**Goal of the exercise**
Would you repeat the data below exactly, taking out the images?

**The data**
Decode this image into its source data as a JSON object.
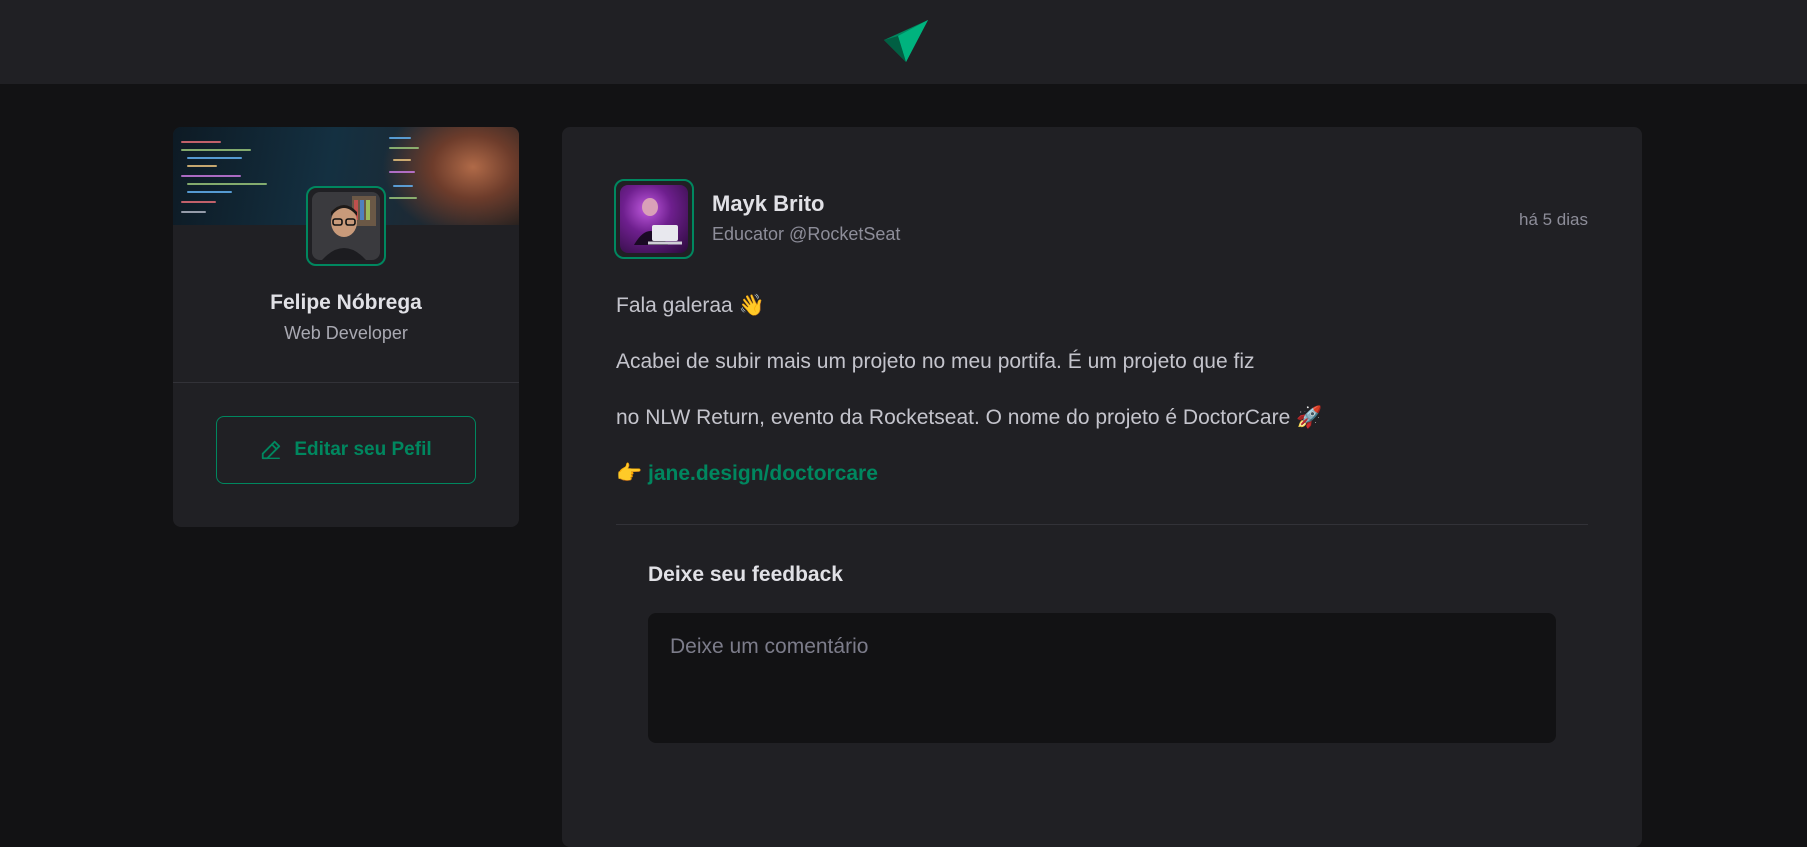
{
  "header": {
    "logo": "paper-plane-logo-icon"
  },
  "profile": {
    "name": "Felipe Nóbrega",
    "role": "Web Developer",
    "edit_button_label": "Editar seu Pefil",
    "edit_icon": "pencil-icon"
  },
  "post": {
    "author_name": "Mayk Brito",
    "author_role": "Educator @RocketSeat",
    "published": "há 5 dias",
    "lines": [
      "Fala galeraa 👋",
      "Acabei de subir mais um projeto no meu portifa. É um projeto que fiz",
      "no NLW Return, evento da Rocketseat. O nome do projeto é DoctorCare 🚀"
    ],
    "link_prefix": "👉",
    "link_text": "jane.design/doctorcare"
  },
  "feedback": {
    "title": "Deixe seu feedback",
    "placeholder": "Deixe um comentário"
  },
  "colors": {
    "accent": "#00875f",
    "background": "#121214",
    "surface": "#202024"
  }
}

**Solution below**
Decode this image into its source data as a JSON object.
{
  "header": {
    "logo": "paper-plane-logo-icon"
  },
  "profile": {
    "name": "Felipe Nóbrega",
    "role": "Web Developer",
    "edit_button_label": "Editar seu Pefil",
    "edit_icon": "pencil-icon"
  },
  "post": {
    "author_name": "Mayk Brito",
    "author_role": "Educator @RocketSeat",
    "published": "há 5 dias",
    "lines": [
      "Fala galeraa 👋",
      "Acabei de subir mais um projeto no meu portifa. É um projeto que fiz",
      "no NLW Return, evento da Rocketseat. O nome do projeto é DoctorCare 🚀"
    ],
    "link_prefix": "👉",
    "link_text": "jane.design/doctorcare"
  },
  "feedback": {
    "title": "Deixe seu feedback",
    "placeholder": "Deixe um comentário"
  },
  "colors": {
    "accent": "#00875f",
    "background": "#121214",
    "surface": "#202024"
  }
}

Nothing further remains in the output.